"We made that decision based on our legal counsel's advice," he said. One reason is that seasonal employees can file for unemployment insurance while independent contractors cannot, he added.

"Folks that work for us are covered by our insurance," Satterly said. "We've never paid anyone for a training meeting that's part of the hiring process. Our staff has always paid for their uniforms and certification. It's a choice for those who want to work."

"We're not doing anything here any differently from everywhere else and anywhere else we work," he stated adding that the company's legal staff will check into Minnesota statutes.

The company will not limit swim lessons, Satterly stated.

Parent Jessie Halverson said she had difficulty signing her child up for swim lessons.

"Get rid of 'em," one parent of a lifeguard said. Several other parents applauded.

Resident Patty Storlie said the pool is important to local families. "It was one of the reasons we came (to town), one of many reasons. I know of a lot of people around Decorah and La Crosse come here to swim in our pool every summer. I think it's a very important community asset."

"I know it costs the city money, but it's my understanding that in the State of Minnesota there's only one pool that is actually making money. It's an expense worth having, I think." There was applause from several in attendance for those observations.

"What are our options here?" councilman Robert Vogel finally asked.

"Basically the options are to work with Matt and his people to get these questions answered and to see if they can get solved," Hammel stated, "(or) the other option is if you feel that it's beyond making it work, then you'd have to list out the reasons that the contract isn't being followed and then ask that it be terminated."

The council then went into closed session with Hammell. Upon their return, he gave the following statement:

"USA Pools will have 48 hours to give us answers to the questions and concerns we had to see if the matters can be rectified that were concerns of the city. The pool will be closed until it's definitely safe to swim in. There will be an emergency meeting on Thursday at 6:30 p.m. right here."

Hammell said the determination to re-open will be based on the advice of a certified pool operator.

Pool closure policy adopted

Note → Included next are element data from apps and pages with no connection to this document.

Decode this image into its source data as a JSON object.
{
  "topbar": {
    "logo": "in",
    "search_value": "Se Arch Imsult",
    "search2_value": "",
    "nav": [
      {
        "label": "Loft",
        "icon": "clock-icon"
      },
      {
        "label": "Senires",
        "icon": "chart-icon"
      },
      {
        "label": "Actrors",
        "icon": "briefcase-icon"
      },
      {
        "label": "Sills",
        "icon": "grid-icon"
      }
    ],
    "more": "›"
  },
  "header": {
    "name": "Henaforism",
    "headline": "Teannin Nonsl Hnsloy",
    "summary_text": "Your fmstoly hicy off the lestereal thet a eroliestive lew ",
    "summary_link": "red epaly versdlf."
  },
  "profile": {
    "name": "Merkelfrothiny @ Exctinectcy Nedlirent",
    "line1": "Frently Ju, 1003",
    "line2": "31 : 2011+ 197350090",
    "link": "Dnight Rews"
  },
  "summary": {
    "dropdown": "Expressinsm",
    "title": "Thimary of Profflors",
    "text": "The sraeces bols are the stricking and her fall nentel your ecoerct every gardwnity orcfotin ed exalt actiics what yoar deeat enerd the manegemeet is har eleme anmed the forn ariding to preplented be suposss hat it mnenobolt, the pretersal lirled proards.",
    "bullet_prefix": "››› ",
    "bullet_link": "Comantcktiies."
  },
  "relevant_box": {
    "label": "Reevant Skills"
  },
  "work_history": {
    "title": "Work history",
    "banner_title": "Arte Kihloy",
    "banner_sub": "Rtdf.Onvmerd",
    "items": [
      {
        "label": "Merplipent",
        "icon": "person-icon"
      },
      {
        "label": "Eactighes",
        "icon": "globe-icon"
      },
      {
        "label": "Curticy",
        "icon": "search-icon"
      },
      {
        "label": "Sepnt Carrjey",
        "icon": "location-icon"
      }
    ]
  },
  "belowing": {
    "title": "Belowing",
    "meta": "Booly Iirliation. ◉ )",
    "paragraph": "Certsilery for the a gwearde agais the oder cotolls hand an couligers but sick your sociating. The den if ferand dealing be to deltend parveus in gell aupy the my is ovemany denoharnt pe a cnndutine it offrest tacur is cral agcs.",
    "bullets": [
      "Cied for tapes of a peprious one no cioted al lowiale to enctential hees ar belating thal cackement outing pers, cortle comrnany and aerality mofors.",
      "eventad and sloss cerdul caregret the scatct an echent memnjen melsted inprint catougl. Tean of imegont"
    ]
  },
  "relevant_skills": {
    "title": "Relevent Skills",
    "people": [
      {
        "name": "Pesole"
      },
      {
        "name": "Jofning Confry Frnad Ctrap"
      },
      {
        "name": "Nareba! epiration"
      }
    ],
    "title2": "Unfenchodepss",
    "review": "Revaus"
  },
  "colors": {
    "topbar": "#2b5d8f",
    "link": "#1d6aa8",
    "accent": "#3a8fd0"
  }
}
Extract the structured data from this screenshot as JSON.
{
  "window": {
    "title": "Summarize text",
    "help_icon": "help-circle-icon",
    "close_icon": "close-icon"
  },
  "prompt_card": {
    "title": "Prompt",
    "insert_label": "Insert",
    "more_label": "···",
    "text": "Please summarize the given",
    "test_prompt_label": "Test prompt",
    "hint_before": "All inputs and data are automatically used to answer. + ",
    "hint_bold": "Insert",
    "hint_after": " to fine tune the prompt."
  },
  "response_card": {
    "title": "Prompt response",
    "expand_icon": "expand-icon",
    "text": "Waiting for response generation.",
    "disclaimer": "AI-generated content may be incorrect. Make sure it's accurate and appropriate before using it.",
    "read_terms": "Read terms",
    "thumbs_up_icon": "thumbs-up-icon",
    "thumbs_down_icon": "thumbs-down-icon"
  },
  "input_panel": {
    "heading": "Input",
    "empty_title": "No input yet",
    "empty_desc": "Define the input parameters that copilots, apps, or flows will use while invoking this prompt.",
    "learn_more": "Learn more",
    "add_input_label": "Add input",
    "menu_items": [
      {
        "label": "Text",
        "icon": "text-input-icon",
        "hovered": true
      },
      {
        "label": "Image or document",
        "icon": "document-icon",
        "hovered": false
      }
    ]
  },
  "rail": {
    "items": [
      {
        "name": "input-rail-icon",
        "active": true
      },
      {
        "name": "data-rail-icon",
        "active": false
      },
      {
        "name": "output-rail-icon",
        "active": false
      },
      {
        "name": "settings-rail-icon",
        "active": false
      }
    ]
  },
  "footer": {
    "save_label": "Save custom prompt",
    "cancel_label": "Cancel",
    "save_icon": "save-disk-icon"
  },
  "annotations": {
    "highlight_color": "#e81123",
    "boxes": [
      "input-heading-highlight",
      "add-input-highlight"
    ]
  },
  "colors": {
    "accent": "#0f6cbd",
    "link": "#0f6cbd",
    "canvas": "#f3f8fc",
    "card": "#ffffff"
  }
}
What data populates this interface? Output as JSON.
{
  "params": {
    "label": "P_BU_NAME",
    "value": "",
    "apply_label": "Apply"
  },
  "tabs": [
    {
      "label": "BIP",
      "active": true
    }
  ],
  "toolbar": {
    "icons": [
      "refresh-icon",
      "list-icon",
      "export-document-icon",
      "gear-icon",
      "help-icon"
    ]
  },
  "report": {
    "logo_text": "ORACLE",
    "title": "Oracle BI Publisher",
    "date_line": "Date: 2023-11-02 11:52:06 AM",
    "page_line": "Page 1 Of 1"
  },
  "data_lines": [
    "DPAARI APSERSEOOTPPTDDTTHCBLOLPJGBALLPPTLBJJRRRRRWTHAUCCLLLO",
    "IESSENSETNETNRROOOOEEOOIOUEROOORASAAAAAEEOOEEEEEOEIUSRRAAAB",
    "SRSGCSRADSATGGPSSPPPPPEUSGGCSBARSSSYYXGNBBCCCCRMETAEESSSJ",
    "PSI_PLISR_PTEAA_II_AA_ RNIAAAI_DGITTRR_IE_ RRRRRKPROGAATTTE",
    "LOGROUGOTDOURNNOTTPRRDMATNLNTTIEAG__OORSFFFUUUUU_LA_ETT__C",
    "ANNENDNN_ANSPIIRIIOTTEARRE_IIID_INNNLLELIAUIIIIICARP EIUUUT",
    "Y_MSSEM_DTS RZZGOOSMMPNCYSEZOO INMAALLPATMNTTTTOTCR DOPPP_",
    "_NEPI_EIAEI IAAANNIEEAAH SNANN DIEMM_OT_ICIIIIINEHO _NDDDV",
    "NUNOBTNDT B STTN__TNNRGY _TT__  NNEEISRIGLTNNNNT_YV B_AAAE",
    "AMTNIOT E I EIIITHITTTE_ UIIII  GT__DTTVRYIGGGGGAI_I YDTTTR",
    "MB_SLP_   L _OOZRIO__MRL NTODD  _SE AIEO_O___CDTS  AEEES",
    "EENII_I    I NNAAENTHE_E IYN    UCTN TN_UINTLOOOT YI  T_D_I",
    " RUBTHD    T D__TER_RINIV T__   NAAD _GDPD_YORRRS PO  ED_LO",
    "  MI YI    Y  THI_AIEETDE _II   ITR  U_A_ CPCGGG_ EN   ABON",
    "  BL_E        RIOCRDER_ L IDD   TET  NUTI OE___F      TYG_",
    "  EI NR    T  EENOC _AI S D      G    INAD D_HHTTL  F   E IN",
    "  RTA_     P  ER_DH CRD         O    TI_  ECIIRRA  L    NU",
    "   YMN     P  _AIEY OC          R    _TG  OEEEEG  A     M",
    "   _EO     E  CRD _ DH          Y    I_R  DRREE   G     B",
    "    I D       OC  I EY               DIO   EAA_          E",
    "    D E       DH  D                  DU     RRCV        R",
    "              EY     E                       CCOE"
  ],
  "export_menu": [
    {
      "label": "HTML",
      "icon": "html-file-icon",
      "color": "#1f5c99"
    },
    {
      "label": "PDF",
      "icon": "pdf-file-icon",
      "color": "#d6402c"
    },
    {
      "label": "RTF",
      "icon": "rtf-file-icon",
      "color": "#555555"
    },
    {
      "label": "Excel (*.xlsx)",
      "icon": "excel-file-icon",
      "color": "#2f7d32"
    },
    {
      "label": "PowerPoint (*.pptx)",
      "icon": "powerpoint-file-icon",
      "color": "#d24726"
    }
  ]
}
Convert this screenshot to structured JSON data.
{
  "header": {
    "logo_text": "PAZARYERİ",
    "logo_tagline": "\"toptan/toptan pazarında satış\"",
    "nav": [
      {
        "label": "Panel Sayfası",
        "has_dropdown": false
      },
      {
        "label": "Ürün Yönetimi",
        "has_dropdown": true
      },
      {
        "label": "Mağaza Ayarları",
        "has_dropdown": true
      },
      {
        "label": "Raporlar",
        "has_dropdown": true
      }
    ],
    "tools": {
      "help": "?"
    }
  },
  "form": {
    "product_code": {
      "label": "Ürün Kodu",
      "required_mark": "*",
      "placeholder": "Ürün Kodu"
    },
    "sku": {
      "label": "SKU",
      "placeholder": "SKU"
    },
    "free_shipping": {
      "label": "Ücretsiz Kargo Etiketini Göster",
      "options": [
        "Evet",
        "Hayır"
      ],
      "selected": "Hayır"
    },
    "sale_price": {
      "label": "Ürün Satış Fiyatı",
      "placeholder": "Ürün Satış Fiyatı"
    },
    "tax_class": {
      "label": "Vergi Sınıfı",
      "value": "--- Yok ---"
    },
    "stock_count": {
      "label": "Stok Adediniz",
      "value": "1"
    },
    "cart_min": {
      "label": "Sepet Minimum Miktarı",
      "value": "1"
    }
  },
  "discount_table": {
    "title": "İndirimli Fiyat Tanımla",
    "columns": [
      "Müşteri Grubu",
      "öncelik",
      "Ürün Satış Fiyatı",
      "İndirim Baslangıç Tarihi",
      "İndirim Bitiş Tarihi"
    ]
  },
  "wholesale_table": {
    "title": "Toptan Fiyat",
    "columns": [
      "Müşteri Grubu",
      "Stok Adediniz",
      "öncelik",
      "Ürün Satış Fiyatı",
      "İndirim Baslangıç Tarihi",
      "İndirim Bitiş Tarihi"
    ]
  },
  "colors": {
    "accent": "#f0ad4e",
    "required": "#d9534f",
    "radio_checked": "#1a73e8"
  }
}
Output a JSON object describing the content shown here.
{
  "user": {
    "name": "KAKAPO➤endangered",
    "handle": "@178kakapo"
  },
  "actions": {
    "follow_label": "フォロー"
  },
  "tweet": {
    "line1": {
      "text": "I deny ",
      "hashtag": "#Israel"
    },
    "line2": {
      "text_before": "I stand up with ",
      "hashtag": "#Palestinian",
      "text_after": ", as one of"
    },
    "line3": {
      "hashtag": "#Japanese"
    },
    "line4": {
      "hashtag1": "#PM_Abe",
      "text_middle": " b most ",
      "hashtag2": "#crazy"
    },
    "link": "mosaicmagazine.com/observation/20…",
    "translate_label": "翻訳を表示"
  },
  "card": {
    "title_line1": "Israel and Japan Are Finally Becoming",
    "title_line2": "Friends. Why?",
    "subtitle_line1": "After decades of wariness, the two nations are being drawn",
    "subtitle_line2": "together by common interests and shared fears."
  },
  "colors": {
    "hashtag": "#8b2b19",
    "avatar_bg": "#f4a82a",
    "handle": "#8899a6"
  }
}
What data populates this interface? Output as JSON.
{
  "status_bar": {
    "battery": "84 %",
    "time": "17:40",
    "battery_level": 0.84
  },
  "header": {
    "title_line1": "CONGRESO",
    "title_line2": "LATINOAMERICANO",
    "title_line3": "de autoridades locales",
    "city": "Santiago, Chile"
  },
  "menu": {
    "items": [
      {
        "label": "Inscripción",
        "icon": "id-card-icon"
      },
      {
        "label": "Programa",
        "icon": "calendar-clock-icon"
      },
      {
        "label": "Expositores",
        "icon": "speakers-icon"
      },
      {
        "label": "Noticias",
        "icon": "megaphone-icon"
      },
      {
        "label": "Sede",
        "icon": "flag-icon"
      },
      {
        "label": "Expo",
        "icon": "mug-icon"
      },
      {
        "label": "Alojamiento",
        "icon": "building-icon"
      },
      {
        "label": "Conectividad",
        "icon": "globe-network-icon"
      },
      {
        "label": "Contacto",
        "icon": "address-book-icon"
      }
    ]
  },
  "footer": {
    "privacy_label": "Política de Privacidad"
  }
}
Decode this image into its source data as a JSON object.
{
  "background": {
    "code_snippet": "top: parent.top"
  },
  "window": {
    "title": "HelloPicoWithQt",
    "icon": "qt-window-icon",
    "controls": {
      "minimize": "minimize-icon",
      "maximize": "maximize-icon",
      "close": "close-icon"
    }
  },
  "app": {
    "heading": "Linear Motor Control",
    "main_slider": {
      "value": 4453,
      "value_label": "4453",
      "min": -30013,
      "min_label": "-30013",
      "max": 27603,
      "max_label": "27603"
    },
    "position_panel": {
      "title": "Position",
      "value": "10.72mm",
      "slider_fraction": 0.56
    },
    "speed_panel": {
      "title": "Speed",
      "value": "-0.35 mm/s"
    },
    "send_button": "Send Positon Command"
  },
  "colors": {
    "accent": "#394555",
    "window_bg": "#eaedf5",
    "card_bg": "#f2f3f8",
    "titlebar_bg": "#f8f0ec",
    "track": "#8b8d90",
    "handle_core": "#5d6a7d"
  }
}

On a related note, Dehning provided a policy for closing the pool that city officials will be able to put into effect. It passed by unanimous vote.

The first circumstance is a mandatory 24-hour closure to remove any fecal matter, including water treatment and filtration.

Secondly, lightning would necessitate bringing swimmers inside for at least a half-hour, and the pool may be closed for that shift or until the weather passes.

Air temperatures below 60 degrees will also be a reason to close.

Fiscal agent action tabled

Members tabled a resolution enabling the city as a fiscal agent (pass-through) for donations to the Spring Grove Entrepreneurs Institute after councilmember Nancy Nelson expressed reservations that it was not legal.

Vogel voted "no" to tabling the matter stating that there must be a way for the city to do that for the group.

Birding signage approved

Resident Saundra Solum gave the council a report on the Norwegian Ridge Birding Trail that will soon open in Spring Grove (see separate article, this issue of the Herald). Council members voted to allow birding trail volunteers to place signage in city parks.

Fest Building repairs discussed

Several repairs to the Fest Building were authorized, including fixing a convection oven and a sink. Morken will be asked to get quotes for a new water fountain for the building as well.

Health insurance approved

Members approved an alternative health insurance offering for city employees, but will not force the issue with workers.

The motion will allow the union to choose between their current plan and one from Health Partners of Minnesota. According to Dehning, the plan would save the city $14,000 annually.

City audit to be published

With the 2012 city audit now complete, the council voted to have Hammell decide which portions will need to be published in the Herald.

A separate motion authorized Dehning to seek RFPs (request for proposals) from prospective auditing firms for next year's report.

Another vote hired Jennifer Walters to a part-time position at The Corner Store.